Cape Wind Underscores Electricity Cost Issues Facing Employers
The controversial Cape Wind offshore generation project underscores a delicate balance faced by Massachusetts employers: How do you support environmentally friendly power generation when it carries a price premium and you already pay the highest electric rates in the country?
AIM has been quoted extensively in the national media during the past month on the feasibility of Cape Wind and other renewable energy projects. We believe it is important to state our position clearly.
The utility National Grid is currently negotiating with Cape Wind for a long-term power contract that could run as long as 15 years. With contracted prices expected to be in the 15-17 cent per kWh range, Cape Wind power will be almost double the going rate for power generated by highly efficient and clean natural gas fired power plants.
Massachusetts prohibited utilities from entering into long-term power contracts from 1997 through last year, when legislation again allowed such agreements for renewable power. The potential length of the National Grid/Cape Wind contract and the sheer size of Cape Wind add up to extensive price exposure for residential and business ratepayers.
AIM opposes long-term contracts for any type of power. The agreements lock utilities into prices that may not be to the long-term benefit of the ratepayer, who carries all the risk - if power prices later fall, the utility is obligated to pay the higher prices until the contract ends. The risk is particularly problematic for large and expensive renewable projects like Cape Wind.
The cost of power is nothing short of a survival issue for Massachusetts employers, who in some cases pay twice what competitors in other states pay to turn on the lights. AIM has worked for years to moderate the cost of electricity because skyrocketing rates reduce the competitiveness of Massachusetts employers and impede their ability to create jobs for the people of the commonwealth.

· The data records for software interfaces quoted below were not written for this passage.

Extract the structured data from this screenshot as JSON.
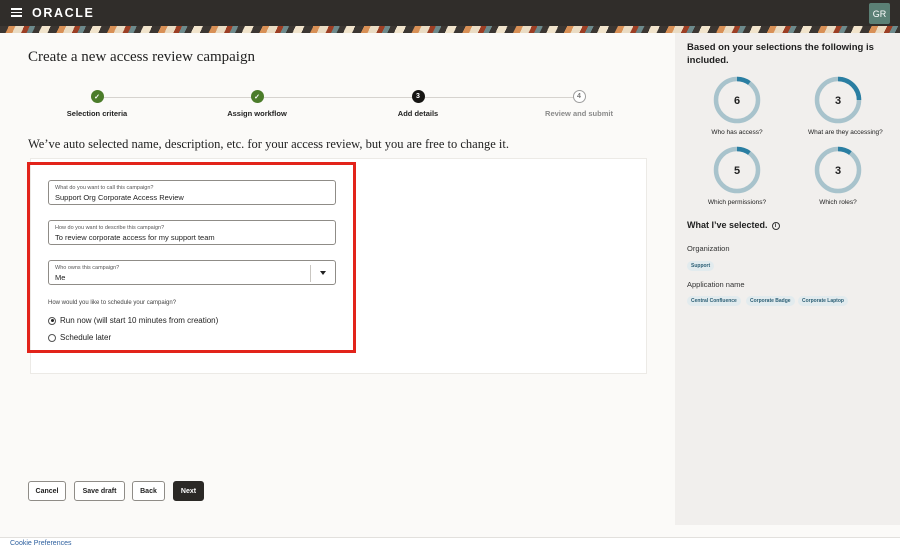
{
  "header": {
    "brand": "ORACLE",
    "avatar_initials": "GR",
    "menu_icon": "hamburger-menu-icon"
  },
  "page": {
    "title": "Create a new access review campaign",
    "intro": "We’ve auto selected name, description, etc. for your access review, but you are free to change it."
  },
  "stepper": {
    "steps": [
      {
        "label": "Selection criteria",
        "state": "done",
        "marker": "✓"
      },
      {
        "label": "Assign workflow",
        "state": "done",
        "marker": "✓"
      },
      {
        "label": "Add details",
        "state": "current",
        "marker": "3"
      },
      {
        "label": "Review and submit",
        "state": "pending",
        "marker": "4"
      }
    ]
  },
  "form": {
    "name": {
      "label": "What do you want to call this campaign?",
      "value": "Support Org Corporate Access Review"
    },
    "description": {
      "label": "How do you want to describe this campaign?",
      "value": "To review corporate access for my support team"
    },
    "owner": {
      "label": "Who owns this campaign?",
      "value": "Me"
    },
    "schedule": {
      "label": "How would you like to schedule your campaign?",
      "options": [
        {
          "label": "Run now (will start 10 minutes from creation)",
          "selected": true
        },
        {
          "label": "Schedule later",
          "selected": false
        }
      ]
    }
  },
  "actions": {
    "cancel": "Cancel",
    "save_draft": "Save draft",
    "back": "Back",
    "next": "Next"
  },
  "summary": {
    "title": "Based on your selections the following is included.",
    "stats": [
      {
        "value": "6",
        "label": "Who has access?",
        "fill": 0.1
      },
      {
        "value": "3",
        "label": "What are they accessing?",
        "fill": 0.25
      },
      {
        "value": "5",
        "label": "Which permissions?",
        "fill": 0.1
      },
      {
        "value": "3",
        "label": "Which roles?",
        "fill": 0.1
      }
    ],
    "selected_title": "What I’ve selected.",
    "info_icon": "i",
    "organization_label": "Organization",
    "organization_chips": [
      "Support"
    ],
    "application_label": "Application name",
    "application_chips": [
      "Central Confluence",
      "Corporate Badge",
      "Corporate Laptop"
    ]
  },
  "colors": {
    "donut_track": "#a8c3cc",
    "donut_fill": "#2a7ea2",
    "highlight": "#e2231a",
    "done": "#4b7c2a"
  },
  "footer": {
    "cookie": "Cookie Preferences"
  }
}
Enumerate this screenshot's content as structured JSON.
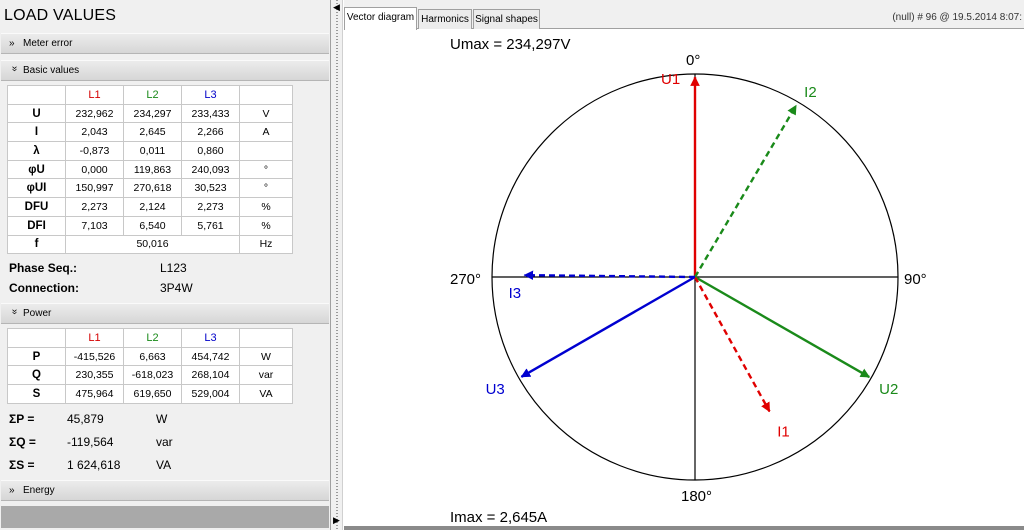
{
  "left": {
    "title": "LOAD VALUES",
    "sections": {
      "meter_error": {
        "label": "Meter error",
        "chev": "»"
      },
      "basic_values": {
        "label": "Basic values",
        "chev": "»"
      },
      "power": {
        "label": "Power",
        "chev": "»"
      },
      "energy": {
        "label": "Energy",
        "chev": "»"
      }
    },
    "headers": [
      "L1",
      "L2",
      "L3"
    ],
    "basic": [
      {
        "sym": "U",
        "l1": "232,962",
        "l2": "234,297",
        "l3": "233,433",
        "unit": "V"
      },
      {
        "sym": "I",
        "l1": "2,043",
        "l2": "2,645",
        "l3": "2,266",
        "unit": "A"
      },
      {
        "sym": "λ",
        "l1": "-0,873",
        "l2": "0,011",
        "l3": "0,860",
        "unit": ""
      },
      {
        "sym": "φU",
        "l1": "0,000",
        "l2": "119,863",
        "l3": "240,093",
        "unit": "°"
      },
      {
        "sym": "φUI",
        "l1": "150,997",
        "l2": "270,618",
        "l3": "30,523",
        "unit": "°"
      },
      {
        "sym": "DFU",
        "l1": "2,273",
        "l2": "2,124",
        "l3": "2,273",
        "unit": "%"
      },
      {
        "sym": "DFI",
        "l1": "7,103",
        "l2": "6,540",
        "l3": "5,761",
        "unit": "%"
      },
      {
        "sym": "f",
        "span": "50,016",
        "unit": "Hz"
      }
    ],
    "phase_seq": {
      "label": "Phase Seq.:",
      "value": "L123"
    },
    "connection": {
      "label": "Connection:",
      "value": "3P4W"
    },
    "power": [
      {
        "sym": "P",
        "l1": "-415,526",
        "l2": "6,663",
        "l3": "454,742",
        "unit": "W"
      },
      {
        "sym": "Q",
        "l1": "230,355",
        "l2": "-618,023",
        "l3": "268,104",
        "unit": "var"
      },
      {
        "sym": "S",
        "l1": "475,964",
        "l2": "619,650",
        "l3": "529,004",
        "unit": "VA"
      }
    ],
    "totals": [
      {
        "label": "ΣP =",
        "value": "45,879",
        "unit": "W"
      },
      {
        "label": "ΣQ =",
        "value": "-119,564",
        "unit": "var"
      },
      {
        "label": "ΣS =",
        "value": "1 624,618",
        "unit": "VA"
      }
    ]
  },
  "right": {
    "tabs": [
      "Vector diagram",
      "Harmonics",
      "Signal shapes"
    ],
    "info": "(null) # 96 @ 19.5.2014 8:07:",
    "umax": "Umax = 234,297V",
    "imax": "Imax = 2,645A",
    "angle_labels": {
      "top": "0°",
      "right": "90°",
      "bottom": "180°",
      "left": "270°"
    },
    "colors": {
      "L1": "#e00000",
      "L2": "#1a8a1a",
      "L3": "#0000d0"
    },
    "vectors": [
      {
        "name": "U1",
        "angle": 0.0,
        "mag": 232.962,
        "max": 234.297,
        "phase": "L1",
        "dashed": false
      },
      {
        "name": "U2",
        "angle": 119.863,
        "mag": 234.297,
        "max": 234.297,
        "phase": "L2",
        "dashed": false
      },
      {
        "name": "U3",
        "angle": 240.093,
        "mag": 233.433,
        "max": 234.297,
        "phase": "L3",
        "dashed": false
      },
      {
        "name": "I1",
        "angle": 150.997,
        "mag": 2.043,
        "max": 2.645,
        "phase": "L1",
        "dashed": true
      },
      {
        "name": "I2",
        "angle": 30.523,
        "mag": 2.645,
        "max": 2.645,
        "phase": "L2",
        "dashed": true
      },
      {
        "name": "I3",
        "angle": 270.618,
        "mag": 2.266,
        "max": 2.645,
        "phase": "L3",
        "dashed": true
      }
    ]
  }
}
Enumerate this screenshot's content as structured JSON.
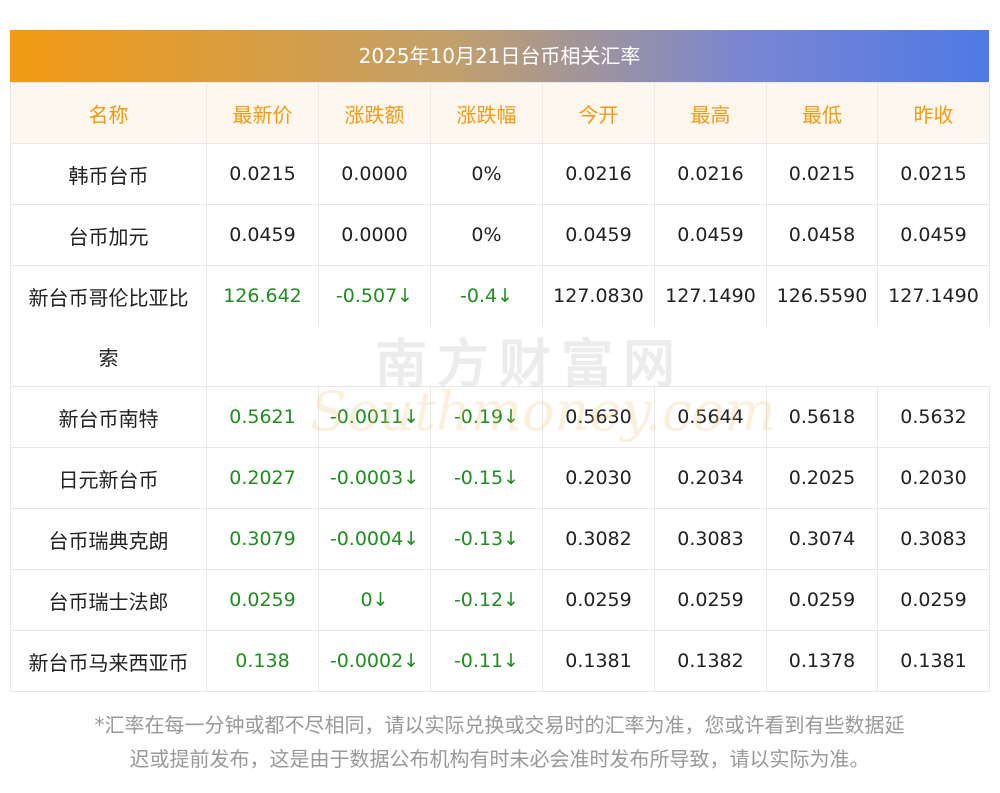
{
  "title": "2025年10月21日台币相关汇率",
  "headers": [
    "名称",
    "最新价",
    "涨跌额",
    "涨跌幅",
    "今开",
    "最高",
    "最低",
    "昨收"
  ],
  "rows": [
    {
      "name": "韩币台币",
      "latest": "0.0215",
      "change": "0.0000",
      "pct": "0%",
      "open": "0.0216",
      "high": "0.0216",
      "low": "0.0215",
      "prev": "0.0215"
    },
    {
      "name": "台币加元",
      "latest": "0.0459",
      "change": "0.0000",
      "pct": "0%",
      "open": "0.0459",
      "high": "0.0459",
      "low": "0.0458",
      "prev": "0.0459"
    },
    {
      "name": "新台币哥伦比亚比",
      "name_cont": "索",
      "latest": "126.642",
      "change": "-0.507↓",
      "pct": "-0.4↓",
      "open": "127.0830",
      "high": "127.1490",
      "low": "126.5590",
      "prev": "127.1490"
    },
    {
      "name": "新台币南特",
      "latest": "0.5621",
      "change": "-0.0011↓",
      "pct": "-0.19↓",
      "open": "0.5630",
      "high": "0.5644",
      "low": "0.5618",
      "prev": "0.5632"
    },
    {
      "name": "日元新台币",
      "latest": "0.2027",
      "change": "-0.0003↓",
      "pct": "-0.15↓",
      "open": "0.2030",
      "high": "0.2034",
      "low": "0.2025",
      "prev": "0.2030"
    },
    {
      "name": "台币瑞典克朗",
      "latest": "0.3079",
      "change": "-0.0004↓",
      "pct": "-0.13↓",
      "open": "0.3082",
      "high": "0.3083",
      "low": "0.3074",
      "prev": "0.3083"
    },
    {
      "name": "台币瑞士法郎",
      "latest": "0.0259",
      "change": "0↓",
      "pct": "-0.12↓",
      "open": "0.0259",
      "high": "0.0259",
      "low": "0.0259",
      "prev": "0.0259"
    },
    {
      "name": "新台币马来西亚币",
      "latest": "0.138",
      "change": "-0.0002↓",
      "pct": "-0.11↓",
      "open": "0.1381",
      "high": "0.1382",
      "low": "0.1378",
      "prev": "0.1381"
    }
  ],
  "watermark": {
    "cn": "南方财富网",
    "en": "Southmoney.com"
  },
  "note_line1": "*汇率在每一分钟或都不尽相同，请以实际兑换或交易时的汇率为准，您或许看到有些数据延",
  "note_line2": "迟或提前发布，这是由于数据公布机构有时未必会准时发布所导致，请以实际为准。",
  "colors": {
    "accent": "#f39a12",
    "down": "#1e8f1e",
    "header_bg": "#fdf7ef",
    "title_from": "#f39a12",
    "title_to": "#4f79e6"
  }
}
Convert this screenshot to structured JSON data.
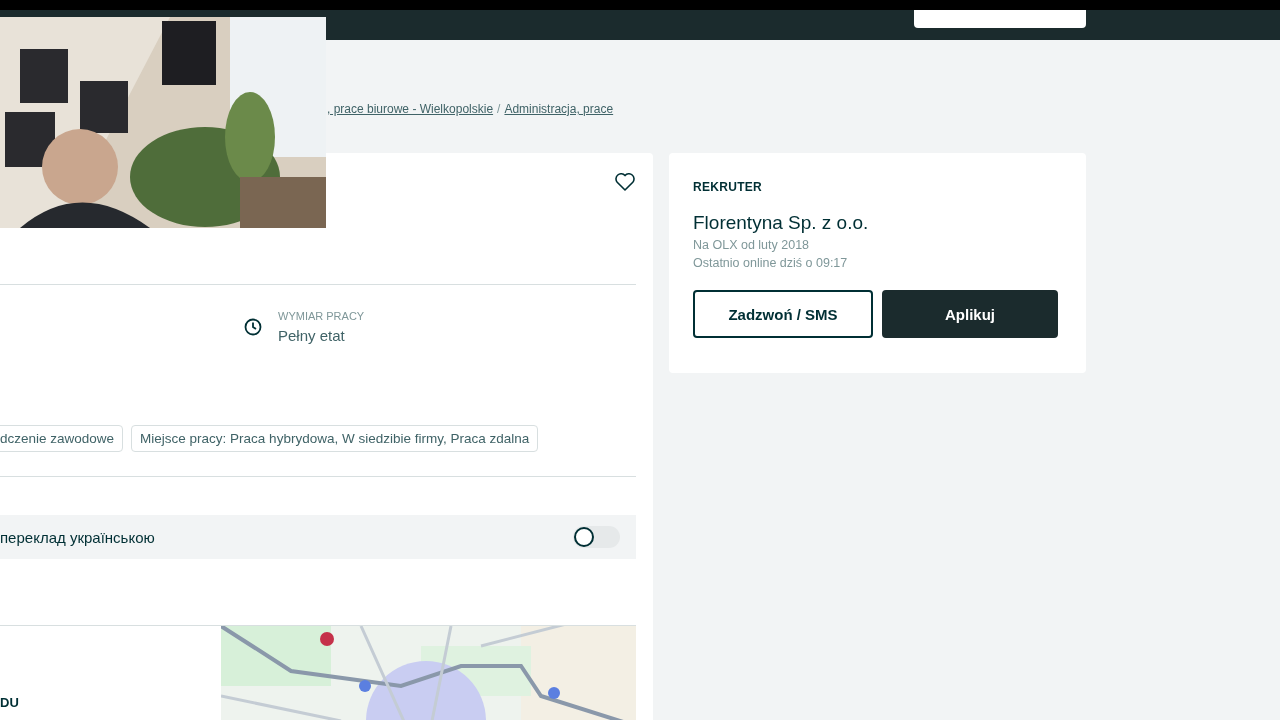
{
  "breadcrumb": {
    "items": [
      ", prace biurowe - Wielkopolskie",
      "Administracja, prace"
    ],
    "separator": "/"
  },
  "job": {
    "favorite": false,
    "details": [
      {
        "label": "WYMIAR PRACY",
        "value": "Pełny etat"
      }
    ],
    "tags": [
      "dczenie zawodowe",
      "Miejsce pracy: Praca hybrydowa, W siedzibie firmy, Praca zdalna"
    ],
    "translation": {
      "label": "переклад українською",
      "on": false
    },
    "section_heading": "DU"
  },
  "recruiter": {
    "heading": "REKRUTER",
    "name": "Florentyna Sp. z o.o.",
    "since": "Na OLX od luty 2018",
    "last_online": "Ostatnio online dziś o 09:17",
    "buttons": [
      {
        "label": "Zadzwoń / SMS",
        "kind": "secondary"
      },
      {
        "label": "Aplikuj",
        "kind": "primary"
      }
    ]
  }
}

AIM believes that the most efficient (and hence the cheapest) renewable power should be purchased first to minimize costs to ratepayer. We should not be paying a premium for symbolic gestures. Buying the cheapest available renewable power - onshore or offshore; wind, solar or biomass - will produce the greatest environmental benefits at the cheapest cost to ratepayers.